PS Rangiriri

The remains of the Rangiriri, a historic paddle steamer sit back from the Waikato River between Memorial Park and Parana Park.

Waikato River

Waikato River

The PS Rangiriri was commissioned by New Zealand’s colonial Government in 1864 for use on the Waikato River during the Land Wars.

The Rangiriri was never fitted with guns, but it did have a steel pipe, that was connected with the main boilers, that was fitted around the side. If an enemy tried to board the Rangiriri, a lever could be pulled and scolding steam would be released through holes in the pipe.

The scolding steam was never needed as the Rangiriri arrived too late and was never used during the Land Wars. It was instead used as a transport and supply vessel. It brought some of Hamilton’s earliest militia settlers to the city.

P.S. Rangiriri

P.S. Rangiriri

The Rangiriri was in Government service until it was sold to a private company in 1868. In 1889, the Rangiriri ran aground and spent the next 90 years abandoned in the river suffering damage from erosion and river silt. In 1981-82 it was raised from the river floor and left on the river bank.

In 2009 a preservation projection began. In March 2010 a civic cermony was held to mark the official ceremony. It is now sheltered by a canopy and fence around it to protect it from damage.

A viewing platform has been built for visitors to view the wreck.

Viewing platform over PS Rangiriri

Viewing platform over PS Rangiriri

Basic Facts:

Length: 90 feet  6 inches (27.5 metres)

Breadth: 20 feet (6.1 metres)

Draught: 2 feet 6 inches (76.2 cm)

Wheel diameter: 9 feet (2.74 metres)

Speed: 8.5 knots maximum. Cruising speed 6 knots.

Designed by James Stewart

Victoria Bridge to Memorial Park

Victoria Bridge is a steel arch vehicle and pedestrian bridge that crosses the Waikato River connecting Hamilton Central with Hamilton East. The Bridge was first known as the Hamilton Road Bridge. It was later renamed Victoria Bridge but it is now more commonly known to locals as Bridge Street Bridge.

Victoria Bridge

Victoria Bridge

The bridge, which was completed in 1910, was built to replace the wooden Hamilton Union Bridge, which had become so rickety it was deemed unsafe.  The steel arch was manufactured by the Cleveland Bridge Company in the UK and shipped to New Zealand. The structure has a central span of 103.6 metres.
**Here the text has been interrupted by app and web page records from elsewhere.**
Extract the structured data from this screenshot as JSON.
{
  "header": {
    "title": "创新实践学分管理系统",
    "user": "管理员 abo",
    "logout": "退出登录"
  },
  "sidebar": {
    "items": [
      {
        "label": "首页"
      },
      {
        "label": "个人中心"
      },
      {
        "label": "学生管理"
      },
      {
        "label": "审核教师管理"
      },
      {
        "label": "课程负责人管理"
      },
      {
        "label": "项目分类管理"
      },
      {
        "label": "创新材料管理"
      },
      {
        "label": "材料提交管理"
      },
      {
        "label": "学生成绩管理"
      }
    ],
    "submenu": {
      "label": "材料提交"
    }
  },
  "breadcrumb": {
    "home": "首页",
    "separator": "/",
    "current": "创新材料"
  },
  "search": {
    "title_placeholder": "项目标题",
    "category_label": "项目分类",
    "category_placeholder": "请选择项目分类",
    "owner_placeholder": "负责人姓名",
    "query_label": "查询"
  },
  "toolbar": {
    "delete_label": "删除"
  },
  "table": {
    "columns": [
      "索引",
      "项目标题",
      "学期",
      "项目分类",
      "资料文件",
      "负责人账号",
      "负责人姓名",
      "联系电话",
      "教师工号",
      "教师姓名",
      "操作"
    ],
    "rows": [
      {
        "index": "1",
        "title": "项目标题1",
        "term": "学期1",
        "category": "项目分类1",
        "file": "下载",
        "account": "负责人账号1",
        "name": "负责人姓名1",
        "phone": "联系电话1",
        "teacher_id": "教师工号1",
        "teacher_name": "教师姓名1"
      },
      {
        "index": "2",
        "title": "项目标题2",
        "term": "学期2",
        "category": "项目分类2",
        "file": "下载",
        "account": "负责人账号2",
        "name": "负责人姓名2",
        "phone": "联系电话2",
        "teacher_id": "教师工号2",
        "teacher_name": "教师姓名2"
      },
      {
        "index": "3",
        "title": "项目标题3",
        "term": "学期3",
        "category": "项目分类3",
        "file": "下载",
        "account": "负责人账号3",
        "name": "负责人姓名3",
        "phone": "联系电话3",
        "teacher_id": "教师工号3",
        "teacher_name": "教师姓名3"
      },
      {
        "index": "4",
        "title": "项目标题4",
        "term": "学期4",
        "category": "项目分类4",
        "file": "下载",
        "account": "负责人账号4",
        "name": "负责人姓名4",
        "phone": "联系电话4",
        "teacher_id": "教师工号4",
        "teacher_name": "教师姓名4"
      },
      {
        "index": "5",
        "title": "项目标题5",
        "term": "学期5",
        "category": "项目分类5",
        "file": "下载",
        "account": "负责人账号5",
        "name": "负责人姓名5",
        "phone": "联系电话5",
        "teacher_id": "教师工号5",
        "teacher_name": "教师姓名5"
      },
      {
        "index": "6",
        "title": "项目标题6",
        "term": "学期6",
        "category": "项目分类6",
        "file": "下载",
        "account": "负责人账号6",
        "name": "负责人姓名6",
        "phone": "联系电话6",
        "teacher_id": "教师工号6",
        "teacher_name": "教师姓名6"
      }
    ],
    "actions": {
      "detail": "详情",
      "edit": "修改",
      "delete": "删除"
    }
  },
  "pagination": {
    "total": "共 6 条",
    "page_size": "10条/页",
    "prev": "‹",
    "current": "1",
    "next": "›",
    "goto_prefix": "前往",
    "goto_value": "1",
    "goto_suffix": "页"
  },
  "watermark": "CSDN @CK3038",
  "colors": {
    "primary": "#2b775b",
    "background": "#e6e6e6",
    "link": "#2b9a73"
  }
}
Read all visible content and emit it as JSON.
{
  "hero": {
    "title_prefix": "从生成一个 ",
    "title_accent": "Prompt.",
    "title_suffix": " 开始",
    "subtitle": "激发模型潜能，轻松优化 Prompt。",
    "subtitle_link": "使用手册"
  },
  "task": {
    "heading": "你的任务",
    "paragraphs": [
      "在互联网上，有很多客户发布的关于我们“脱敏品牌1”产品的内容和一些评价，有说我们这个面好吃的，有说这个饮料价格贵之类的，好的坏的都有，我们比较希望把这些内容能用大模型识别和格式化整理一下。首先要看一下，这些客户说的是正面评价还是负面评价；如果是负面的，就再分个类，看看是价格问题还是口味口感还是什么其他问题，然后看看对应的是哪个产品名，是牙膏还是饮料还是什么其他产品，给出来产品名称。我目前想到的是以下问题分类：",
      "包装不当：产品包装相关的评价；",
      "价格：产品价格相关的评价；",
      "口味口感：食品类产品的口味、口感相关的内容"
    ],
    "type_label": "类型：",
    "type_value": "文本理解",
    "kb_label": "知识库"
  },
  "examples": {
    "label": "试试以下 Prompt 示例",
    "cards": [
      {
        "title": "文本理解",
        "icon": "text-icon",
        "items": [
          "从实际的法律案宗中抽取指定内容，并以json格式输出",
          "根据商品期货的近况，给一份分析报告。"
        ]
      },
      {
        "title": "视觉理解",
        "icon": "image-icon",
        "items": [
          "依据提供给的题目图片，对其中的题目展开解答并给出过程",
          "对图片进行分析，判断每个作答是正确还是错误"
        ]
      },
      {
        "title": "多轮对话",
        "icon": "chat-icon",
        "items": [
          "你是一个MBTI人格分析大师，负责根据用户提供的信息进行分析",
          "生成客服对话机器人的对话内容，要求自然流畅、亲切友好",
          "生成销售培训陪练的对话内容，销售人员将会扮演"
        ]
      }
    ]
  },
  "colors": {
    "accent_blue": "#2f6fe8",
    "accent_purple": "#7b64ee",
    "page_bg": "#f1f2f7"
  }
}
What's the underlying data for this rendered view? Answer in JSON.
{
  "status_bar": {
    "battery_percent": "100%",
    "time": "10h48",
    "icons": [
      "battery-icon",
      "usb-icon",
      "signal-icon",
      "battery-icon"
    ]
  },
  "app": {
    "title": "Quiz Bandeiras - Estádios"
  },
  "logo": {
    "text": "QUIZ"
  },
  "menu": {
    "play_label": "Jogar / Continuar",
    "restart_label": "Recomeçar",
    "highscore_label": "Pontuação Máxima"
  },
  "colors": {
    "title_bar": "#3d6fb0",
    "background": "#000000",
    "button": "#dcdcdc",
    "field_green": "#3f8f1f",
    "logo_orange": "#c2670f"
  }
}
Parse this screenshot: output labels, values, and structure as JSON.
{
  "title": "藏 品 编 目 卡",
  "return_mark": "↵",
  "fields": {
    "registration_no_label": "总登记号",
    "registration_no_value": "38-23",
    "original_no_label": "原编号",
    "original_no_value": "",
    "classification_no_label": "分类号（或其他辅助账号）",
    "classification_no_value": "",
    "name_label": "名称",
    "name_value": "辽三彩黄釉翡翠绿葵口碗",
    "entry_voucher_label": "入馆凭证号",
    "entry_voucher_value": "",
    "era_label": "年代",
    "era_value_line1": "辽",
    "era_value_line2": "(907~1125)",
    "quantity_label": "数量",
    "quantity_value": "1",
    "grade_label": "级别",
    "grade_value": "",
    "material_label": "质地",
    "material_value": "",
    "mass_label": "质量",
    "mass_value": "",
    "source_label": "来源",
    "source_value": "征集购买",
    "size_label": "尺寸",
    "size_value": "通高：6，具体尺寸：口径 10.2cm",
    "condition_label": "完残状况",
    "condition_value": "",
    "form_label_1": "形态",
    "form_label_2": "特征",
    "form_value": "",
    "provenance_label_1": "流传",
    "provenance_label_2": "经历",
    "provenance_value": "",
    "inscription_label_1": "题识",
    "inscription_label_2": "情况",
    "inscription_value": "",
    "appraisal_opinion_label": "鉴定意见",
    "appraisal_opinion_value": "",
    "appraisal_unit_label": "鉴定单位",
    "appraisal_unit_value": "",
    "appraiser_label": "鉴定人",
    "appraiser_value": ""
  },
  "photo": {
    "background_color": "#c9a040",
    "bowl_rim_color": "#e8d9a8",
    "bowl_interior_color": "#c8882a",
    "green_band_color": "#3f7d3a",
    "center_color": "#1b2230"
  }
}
After crossing the bridge I turned left and took the steps down and followed the path along the Waikato River bank to Memorial Park.

IMG_8359

Memorial Park is the site of the landing of the Pioneers Fourth Waikato Regiment in August 1864.  There is a plaque commemorating this on a brick wall in the park.

Tablet commemorating the landing of Pioneers Fourth Waikato Regiment

Tablet commemorating the landing of Pioneers Fourth Waikato Regiment

After the First World War the park was developed into a War Memorial Park. In 1920 the park was named Memorial Park. The park was later further developed to include a memorial to World War II. Later a roll of honour was added for those who tragically lost their lives in Korea and Vietnam.

On ANZAC Day each year the Hamilton RSA dawn parade and service is held at the Hamilton Cenotaph in Memorial Park.

Cenotaph, Memorial Park

Cenotaph, Memorial Park

'We will remember them'

‘We will remember them’

There are also monuments in the park dedicated to the armed services. There is a life-size replica of Spitfire MK XVI as a memorial to the New Zealanders who served in the Air Force during both World Wars.

A BL 5.5 inch Mk3 Artillery Gun is on permanent display dedicated to the Royal New Zealand Artillery Gunners, past and present.

The anchor from the HMNZS Waikato is displayed in the park. The ship was in service from September 1966 to July 1998. The anchor was presented to the City of Hamilton by the Royal New Zealand Navy.

Life-size replica of Spitfire  Mk XVI

Life-size replica of Spitfire Mk XVI

BL 5.5 inch MK3 Artillery Gun

BL 5.5 inch MK3 Artillery Gun

Anchor from HMNZS Waikato

Anchor from HMNZS Waikato